What is expected:
When the string "label" appears in a line of the records, show the whole line.

Input records:

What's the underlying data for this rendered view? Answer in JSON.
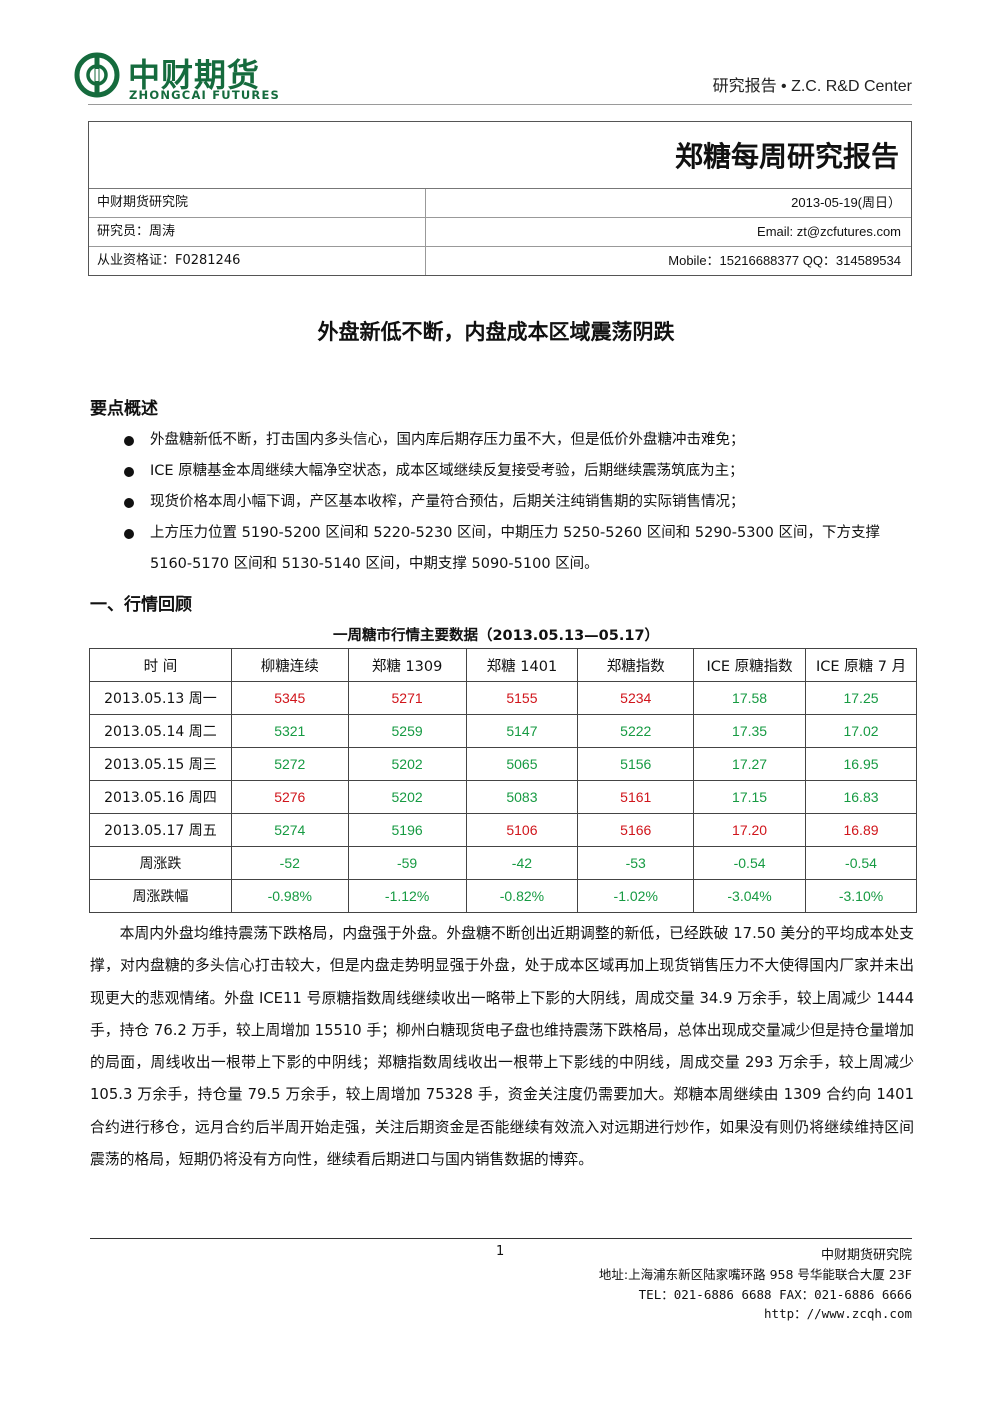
{
  "header": {
    "logo_cn": "中财期货",
    "logo_en": "ZHONGCAI FUTURES",
    "right_text": "研究报告 •  Z.C.    R&D Center"
  },
  "info": {
    "title": "郑糖每周研究报告",
    "rows": [
      {
        "left": "中财期货研究院",
        "right": "2013-05-19(周日）"
      },
      {
        "left": "研究员：周涛",
        "right": "Email:  zt@zcfutures.com"
      },
      {
        "left": "从业资格证：F0281246",
        "right": "Mobile：15216688377    QQ：314589534"
      }
    ]
  },
  "headline": "外盘新低不断，内盘成本区域震荡阴跌",
  "summary": {
    "title": "要点概述",
    "bullets": [
      "外盘糖新低不断，打击国内多头信心，国内库后期存压力虽不大，但是低价外盘糖冲击难免；",
      "ICE 原糖基金本周继续大幅净空状态，成本区域继续反复接受考验，后期继续震荡筑底为主；",
      "现货价格本周小幅下调，产区基本收榨，产量符合预估，后期关注纯销售期的实际销售情况；",
      "上方压力位置 5190-5200 区间和 5220-5230 区间，中期压力 5250-5260 区间和 5290-5300 区间，下方支撑 5160-5170 区间和 5130-5140 区间，中期支撑 5090-5100 区间。"
    ]
  },
  "review": {
    "title": "一、行情回顾",
    "table_caption": "一周糖市行情主要数据（2013.05.13—05.17）",
    "headers": [
      "时  间",
      "柳糖连续",
      "郑糖 1309",
      "郑糖 1401",
      "郑糖指数",
      "ICE 原糖指数",
      "ICE 原糖 7 月"
    ],
    "rows": [
      {
        "label": "2013.05.13 周一",
        "cells": [
          {
            "v": "5345",
            "c": "red"
          },
          {
            "v": "5271",
            "c": "red"
          },
          {
            "v": "5155",
            "c": "red"
          },
          {
            "v": "5234",
            "c": "red"
          },
          {
            "v": "17.58",
            "c": "green"
          },
          {
            "v": "17.25",
            "c": "green"
          }
        ]
      },
      {
        "label": "2013.05.14 周二",
        "cells": [
          {
            "v": "5321",
            "c": "green"
          },
          {
            "v": "5259",
            "c": "green"
          },
          {
            "v": "5147",
            "c": "green"
          },
          {
            "v": "5222",
            "c": "green"
          },
          {
            "v": "17.35",
            "c": "green"
          },
          {
            "v": "17.02",
            "c": "green"
          }
        ]
      },
      {
        "label": "2013.05.15 周三",
        "cells": [
          {
            "v": "5272",
            "c": "green"
          },
          {
            "v": "5202",
            "c": "green"
          },
          {
            "v": "5065",
            "c": "green"
          },
          {
            "v": "5156",
            "c": "green"
          },
          {
            "v": "17.27",
            "c": "green"
          },
          {
            "v": "16.95",
            "c": "green"
          }
        ]
      },
      {
        "label": "2013.05.16 周四",
        "cells": [
          {
            "v": "5276",
            "c": "red"
          },
          {
            "v": "5202",
            "c": "green"
          },
          {
            "v": "5083",
            "c": "green"
          },
          {
            "v": "5161",
            "c": "red"
          },
          {
            "v": "17.15",
            "c": "green"
          },
          {
            "v": "16.83",
            "c": "green"
          }
        ]
      },
      {
        "label": "2013.05.17 周五",
        "cells": [
          {
            "v": "5274",
            "c": "green"
          },
          {
            "v": "5196",
            "c": "green"
          },
          {
            "v": "5106",
            "c": "red"
          },
          {
            "v": "5166",
            "c": "red"
          },
          {
            "v": "17.20",
            "c": "red"
          },
          {
            "v": "16.89",
            "c": "red"
          }
        ]
      },
      {
        "label": "周涨跌",
        "cells": [
          {
            "v": "-52",
            "c": "green"
          },
          {
            "v": "-59",
            "c": "green"
          },
          {
            "v": "-42",
            "c": "green"
          },
          {
            "v": "-53",
            "c": "green"
          },
          {
            "v": "-0.54",
            "c": "green"
          },
          {
            "v": "-0.54",
            "c": "green"
          }
        ]
      },
      {
        "label": "周涨跌幅",
        "cells": [
          {
            "v": "-0.98%",
            "c": "green"
          },
          {
            "v": "-1.12%",
            "c": "green"
          },
          {
            "v": "-0.82%",
            "c": "green"
          },
          {
            "v": "-1.02%",
            "c": "green"
          },
          {
            "v": "-3.04%",
            "c": "green"
          },
          {
            "v": "-3.10%",
            "c": "green"
          }
        ]
      }
    ],
    "paragraph": "本周内外盘均维持震荡下跌格局，内盘强于外盘。外盘糖不断创出近期调整的新低，已经跌破 17.50 美分的平均成本处支撑，对内盘糖的多头信心打击较大，但是内盘走势明显强于外盘，处于成本区域再加上现货销售压力不大使得国内厂家并未出现更大的悲观情绪。外盘 ICE11 号原糖指数周线继续收出一略带上下影的大阴线，周成交量 34.9 万余手，较上周减少 1444 手，持仓 76.2 万手，较上周增加 15510 手；柳州白糖现货电子盘也维持震荡下跌格局，总体出现成交量减少但是持仓量增加的局面，周线收出一根带上下影的中阴线；郑糖指数周线收出一根带上下影线的中阴线，周成交量 293 万余手，较上周减少 105.3 万余手，持仓量 79.5 万余手，较上周增加 75328 手，资金关注度仍需要加大。郑糖本周继续由 1309 合约向 1401 合约进行移仓，远月合约后半周开始走强，关注后期资金是否能继续有效流入对远期进行炒作，如果没有则仍将继续维持区间震荡的格局，短期仍将没有方向性，继续看后期进口与国内销售数据的博弈。"
  },
  "footer": {
    "page": "1",
    "org": "中财期货研究院",
    "address": "地址:上海浦东新区陆家嘴环路 958 号华能联合大厦 23F",
    "tel": "TEL：021-6886 6688 FAX：021-6886 6666",
    "web": "http：//www.zcqh.com"
  },
  "colors": {
    "brand": "#156b3d",
    "up": "#d0151b",
    "down": "#169a42"
  }
}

Finished exercise:
        "label": "2013.05.13 周一",
        "label": "2013.05.14 周二",
        "label": "2013.05.15 周三",
        "label": "2013.05.16 周四",
        "label": "2013.05.17 周五",
        "label": "周涨跌",
        "label": "周涨跌幅",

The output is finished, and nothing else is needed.